Right out of literature class and onto stage

Theatre in the Round adapts Jane Austen’s “Emma” to bring humor into the classic.

Franki Hanke, Senior Reporter

Jane Austen and laughter might seem an unlikely pair to anyone who typically avoids the connotation of the classical, female author, but Theatre in the Round’s current adaptation of the tale brings both humor and clarity to the story of “Emma.”

With their iconic stage set for the era piece as two opposing fireplace scenes that will become the many estates mentioned and visited throughout the 150 minute production, this most recent piece features the addition of a balcony scene where the present author is first introduced in the early moments of the play.

The lights go on, illuminating the figure of Jane Austen herself, performed by Jenny Morris, in the early moments of contemplation for how her story will begin. A few false starts with actors shifting and adjusting to fit the change in narration from above already have audience members chuckling.

The tale depicts a wealthy Emma Woodhouse in her attempts to play matchmaker for her younger friend Harriet. This leads to several mistaken intentions and nearly a missed opportunity for the protagonist herself.

Throughout the piece, humor is infused through a troupe of well-casted, lively characters. From the use of passive aggressive dialogue that is sometimes lost when reading one of Austen’s novels and added tidbits fitted flawlessly into this adapted version.

Ironically, the peak of the show’s comedy revolves around aging Mrs. Bates’ failing hearing, and the shows greatest technical fault is the slight struggle to hear every line. However, that criticism is minimal when paired against the great strengths of the show’s actors, especially Morris herself (playing Austen) who remains on stage nearly the entire piece with a tremendous number of lines and subtle, physical acting throughout the piece that keep her connected both to the audience she addresses and the characters she’s writing.

“My intent was to tell Jane Austen’s story as closely adhering to the book and the time period as possible.  Given that this adaptation includes Jane Austen as a character narrating between scenes, it added a degree of complexity I hadn’t anticipated,” Miriam Monasch, director of the show, said. “The actress who plays Jane turned out to be a little bit of an Austen fanatic and knows a ton about her and the period so we had a resource in the cast.”

Austen is portrayed and captured as a cheekily pleased young woman sharing her story, seemingly getting a bit caught up in the tale of romance she is telling, and with a quick wit to keep everyone with her though she is not the only actor to impress.

Every person on stage captured their character’s personality and physicality as to make them seem like regular, if anachronistic, people, not creations for performance.

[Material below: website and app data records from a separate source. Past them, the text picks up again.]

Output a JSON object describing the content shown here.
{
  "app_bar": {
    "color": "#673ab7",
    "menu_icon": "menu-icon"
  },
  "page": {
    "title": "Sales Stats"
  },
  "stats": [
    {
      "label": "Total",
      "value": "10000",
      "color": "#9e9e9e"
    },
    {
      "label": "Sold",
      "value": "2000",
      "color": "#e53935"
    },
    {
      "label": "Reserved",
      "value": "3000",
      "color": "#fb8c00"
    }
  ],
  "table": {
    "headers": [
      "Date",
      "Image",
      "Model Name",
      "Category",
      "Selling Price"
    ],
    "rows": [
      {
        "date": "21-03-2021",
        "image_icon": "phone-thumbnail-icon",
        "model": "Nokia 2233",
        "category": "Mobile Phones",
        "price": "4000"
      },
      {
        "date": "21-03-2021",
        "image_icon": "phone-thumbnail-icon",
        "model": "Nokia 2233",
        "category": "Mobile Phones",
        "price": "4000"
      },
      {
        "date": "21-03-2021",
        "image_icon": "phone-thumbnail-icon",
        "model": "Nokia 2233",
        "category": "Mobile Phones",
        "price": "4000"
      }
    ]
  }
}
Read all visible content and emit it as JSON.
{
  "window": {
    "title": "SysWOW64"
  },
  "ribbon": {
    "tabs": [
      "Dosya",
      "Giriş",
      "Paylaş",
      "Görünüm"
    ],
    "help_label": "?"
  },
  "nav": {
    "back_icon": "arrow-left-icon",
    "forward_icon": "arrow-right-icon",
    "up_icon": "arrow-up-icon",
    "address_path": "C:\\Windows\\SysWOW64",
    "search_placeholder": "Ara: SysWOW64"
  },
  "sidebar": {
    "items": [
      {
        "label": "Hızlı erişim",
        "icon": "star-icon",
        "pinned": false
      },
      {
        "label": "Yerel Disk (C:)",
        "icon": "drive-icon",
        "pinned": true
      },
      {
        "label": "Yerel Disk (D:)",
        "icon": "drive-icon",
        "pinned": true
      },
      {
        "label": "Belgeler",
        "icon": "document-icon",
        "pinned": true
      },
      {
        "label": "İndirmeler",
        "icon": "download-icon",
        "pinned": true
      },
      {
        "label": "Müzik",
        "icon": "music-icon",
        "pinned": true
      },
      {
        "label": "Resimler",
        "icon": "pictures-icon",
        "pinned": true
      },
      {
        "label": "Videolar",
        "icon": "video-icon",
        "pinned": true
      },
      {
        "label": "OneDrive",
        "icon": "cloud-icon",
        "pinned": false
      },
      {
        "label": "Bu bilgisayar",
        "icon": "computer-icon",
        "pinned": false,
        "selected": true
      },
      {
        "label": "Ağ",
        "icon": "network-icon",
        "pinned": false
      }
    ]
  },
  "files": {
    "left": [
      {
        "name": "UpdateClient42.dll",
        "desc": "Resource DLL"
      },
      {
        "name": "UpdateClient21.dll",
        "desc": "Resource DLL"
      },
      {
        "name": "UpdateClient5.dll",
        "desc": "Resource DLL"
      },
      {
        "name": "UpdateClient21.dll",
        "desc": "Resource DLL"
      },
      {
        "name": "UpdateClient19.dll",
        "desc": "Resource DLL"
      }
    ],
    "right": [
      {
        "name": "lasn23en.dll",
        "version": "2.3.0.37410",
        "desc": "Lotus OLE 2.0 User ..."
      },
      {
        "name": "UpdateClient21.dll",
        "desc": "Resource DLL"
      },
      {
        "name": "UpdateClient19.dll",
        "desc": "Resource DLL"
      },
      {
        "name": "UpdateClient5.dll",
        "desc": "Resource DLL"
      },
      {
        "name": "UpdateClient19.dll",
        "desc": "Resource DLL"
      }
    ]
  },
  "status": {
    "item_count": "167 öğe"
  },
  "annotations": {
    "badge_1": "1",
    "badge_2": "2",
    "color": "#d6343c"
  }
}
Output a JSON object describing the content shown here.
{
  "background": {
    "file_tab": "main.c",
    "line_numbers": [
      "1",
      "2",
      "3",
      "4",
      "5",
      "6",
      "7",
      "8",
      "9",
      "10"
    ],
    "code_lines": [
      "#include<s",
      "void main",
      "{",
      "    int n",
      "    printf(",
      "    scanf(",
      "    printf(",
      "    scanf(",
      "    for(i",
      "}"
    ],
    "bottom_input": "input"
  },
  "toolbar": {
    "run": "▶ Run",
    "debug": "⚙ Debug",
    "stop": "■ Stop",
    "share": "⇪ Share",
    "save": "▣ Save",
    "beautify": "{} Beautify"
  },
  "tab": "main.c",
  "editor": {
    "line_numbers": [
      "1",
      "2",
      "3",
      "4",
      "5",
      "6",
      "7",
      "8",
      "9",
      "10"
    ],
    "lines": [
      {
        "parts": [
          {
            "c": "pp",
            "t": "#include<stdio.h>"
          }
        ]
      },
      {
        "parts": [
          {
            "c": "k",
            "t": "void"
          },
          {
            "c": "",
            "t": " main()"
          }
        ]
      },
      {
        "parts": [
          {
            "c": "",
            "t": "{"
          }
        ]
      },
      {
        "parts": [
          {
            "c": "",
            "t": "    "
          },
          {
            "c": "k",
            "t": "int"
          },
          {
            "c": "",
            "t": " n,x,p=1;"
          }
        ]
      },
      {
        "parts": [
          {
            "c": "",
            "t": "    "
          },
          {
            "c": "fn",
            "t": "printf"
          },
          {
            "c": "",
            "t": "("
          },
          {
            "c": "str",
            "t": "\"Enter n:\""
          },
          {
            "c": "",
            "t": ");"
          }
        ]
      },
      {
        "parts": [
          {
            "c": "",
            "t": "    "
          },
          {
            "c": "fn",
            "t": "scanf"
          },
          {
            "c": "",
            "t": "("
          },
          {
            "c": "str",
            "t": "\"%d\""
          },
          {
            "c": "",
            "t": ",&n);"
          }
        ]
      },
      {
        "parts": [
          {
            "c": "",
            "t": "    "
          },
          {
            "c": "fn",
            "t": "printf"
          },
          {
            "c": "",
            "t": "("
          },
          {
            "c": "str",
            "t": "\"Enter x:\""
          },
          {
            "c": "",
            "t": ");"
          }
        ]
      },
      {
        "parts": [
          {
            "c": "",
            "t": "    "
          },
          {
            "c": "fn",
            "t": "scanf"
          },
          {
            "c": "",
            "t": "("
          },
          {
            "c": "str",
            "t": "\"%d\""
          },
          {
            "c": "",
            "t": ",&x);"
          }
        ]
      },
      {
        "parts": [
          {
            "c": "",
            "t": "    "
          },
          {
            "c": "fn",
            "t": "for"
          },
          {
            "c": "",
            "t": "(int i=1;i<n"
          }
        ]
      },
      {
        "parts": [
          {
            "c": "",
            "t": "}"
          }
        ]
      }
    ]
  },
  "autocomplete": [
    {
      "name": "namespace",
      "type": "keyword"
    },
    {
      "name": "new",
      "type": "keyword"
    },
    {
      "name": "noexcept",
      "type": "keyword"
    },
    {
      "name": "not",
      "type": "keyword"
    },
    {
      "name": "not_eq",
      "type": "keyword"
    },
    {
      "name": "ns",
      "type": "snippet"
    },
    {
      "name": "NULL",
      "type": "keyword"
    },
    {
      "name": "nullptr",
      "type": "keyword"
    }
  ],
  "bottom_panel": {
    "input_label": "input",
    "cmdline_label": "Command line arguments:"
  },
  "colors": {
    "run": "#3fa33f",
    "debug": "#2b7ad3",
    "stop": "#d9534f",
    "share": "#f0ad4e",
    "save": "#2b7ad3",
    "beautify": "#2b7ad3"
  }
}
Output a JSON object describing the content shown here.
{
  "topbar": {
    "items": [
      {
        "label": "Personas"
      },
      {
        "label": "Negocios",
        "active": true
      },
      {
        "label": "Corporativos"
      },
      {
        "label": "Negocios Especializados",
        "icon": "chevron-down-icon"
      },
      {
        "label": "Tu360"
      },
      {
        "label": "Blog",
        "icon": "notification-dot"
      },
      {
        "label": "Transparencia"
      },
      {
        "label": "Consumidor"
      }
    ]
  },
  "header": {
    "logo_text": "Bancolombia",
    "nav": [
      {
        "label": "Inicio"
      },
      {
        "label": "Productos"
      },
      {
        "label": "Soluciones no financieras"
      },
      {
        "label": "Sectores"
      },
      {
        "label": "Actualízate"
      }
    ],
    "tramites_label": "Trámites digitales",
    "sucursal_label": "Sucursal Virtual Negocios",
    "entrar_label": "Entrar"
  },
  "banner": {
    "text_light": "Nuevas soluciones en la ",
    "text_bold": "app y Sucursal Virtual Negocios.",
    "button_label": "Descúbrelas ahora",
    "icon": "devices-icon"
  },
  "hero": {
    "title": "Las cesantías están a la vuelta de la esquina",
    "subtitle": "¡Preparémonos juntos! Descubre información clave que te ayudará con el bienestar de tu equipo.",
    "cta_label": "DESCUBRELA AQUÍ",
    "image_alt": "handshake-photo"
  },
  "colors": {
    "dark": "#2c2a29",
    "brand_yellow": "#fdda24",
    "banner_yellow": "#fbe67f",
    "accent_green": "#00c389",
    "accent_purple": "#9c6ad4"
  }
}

Their performance, all together, runs much longer than the more traditional 90 minute run of most theatre performance, but the second half blows past with quick humor and feel good resolution to send the audience off with.

Theatre in the Round’s adaptation of Austen’s “Emma” will run from February 9 to March 4. Those interested in attending can reserve tickets online. Tickets are $22 regularly and $15 with a student ID on Fridays and Sundays.